INPUT:
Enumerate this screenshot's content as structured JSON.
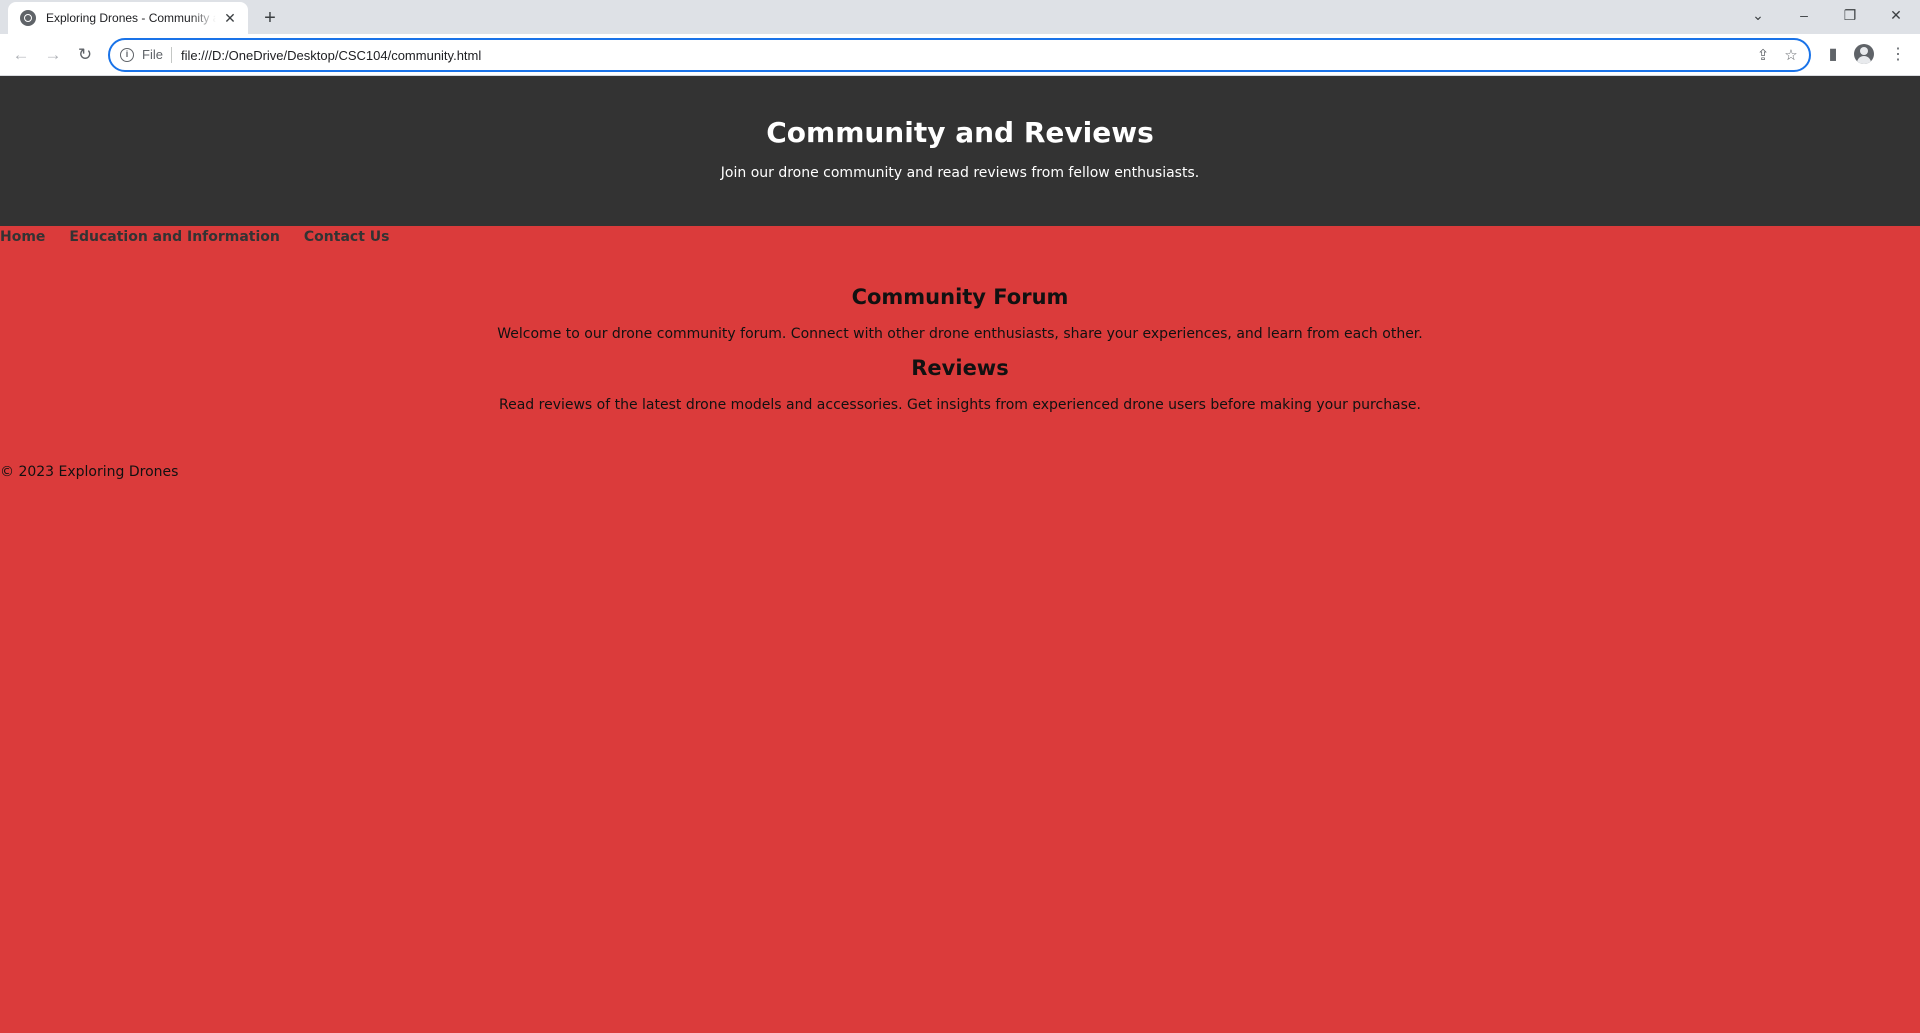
{
  "browser": {
    "tab_title": "Exploring Drones - Community and Reviews",
    "scheme_label": "File",
    "url": "file:///D:/OneDrive/Desktop/CSC104/community.html",
    "icons": {
      "back": "arrow-left-icon",
      "forward": "arrow-right-icon",
      "reload": "reload-icon",
      "site_info": "info-icon",
      "share": "share-icon",
      "bookmark": "star-icon",
      "side_panel": "side-panel-icon",
      "profile": "profile-icon",
      "menu": "kebab-menu-icon"
    }
  },
  "page": {
    "header": {
      "title": "Community and Reviews",
      "tagline": "Join our drone community and read reviews from fellow enthusiasts."
    },
    "nav": [
      {
        "label": "Home"
      },
      {
        "label": "Education and Information"
      },
      {
        "label": "Contact Us"
      }
    ],
    "sections": [
      {
        "heading": "Community Forum",
        "text": "Welcome to our drone community forum. Connect with other drone enthusiasts, share your experiences, and learn from each other."
      },
      {
        "heading": "Reviews",
        "text": "Read reviews of the latest drone models and accessories. Get insights from experienced drone users before making your purchase."
      }
    ],
    "footer": "© 2023 Exploring Drones"
  },
  "colors": {
    "page_background": "#db3b3b",
    "header_background": "#333333",
    "nav_link": "#333333",
    "omnibox_focus": "#1a73e8"
  }
}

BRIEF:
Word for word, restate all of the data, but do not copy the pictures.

THE COMPLETED TASK:
Enumerate this screenshot's content as structured JSON.
{
  "browser": {
    "tab_title": "Exploring Drones - Community and Reviews",
    "scheme_label": "File",
    "url": "file:///D:/OneDrive/Desktop/CSC104/community.html",
    "icons": {
      "back": "arrow-left-icon",
      "forward": "arrow-right-icon",
      "reload": "reload-icon",
      "site_info": "info-icon",
      "share": "share-icon",
      "bookmark": "star-icon",
      "side_panel": "side-panel-icon",
      "profile": "profile-icon",
      "menu": "kebab-menu-icon"
    }
  },
  "page": {
    "header": {
      "title": "Community and Reviews",
      "tagline": "Join our drone community and read reviews from fellow enthusiasts."
    },
    "nav": [
      {
        "label": "Home"
      },
      {
        "label": "Education and Information"
      },
      {
        "label": "Contact Us"
      }
    ],
    "sections": [
      {
        "heading": "Community Forum",
        "text": "Welcome to our drone community forum. Connect with other drone enthusiasts, share your experiences, and learn from each other."
      },
      {
        "heading": "Reviews",
        "text": "Read reviews of the latest drone models and accessories. Get insights from experienced drone users before making your purchase."
      }
    ],
    "footer": "© 2023 Exploring Drones"
  },
  "colors": {
    "page_background": "#db3b3b",
    "header_background": "#333333",
    "nav_link": "#333333",
    "omnibox_focus": "#1a73e8"
  }
}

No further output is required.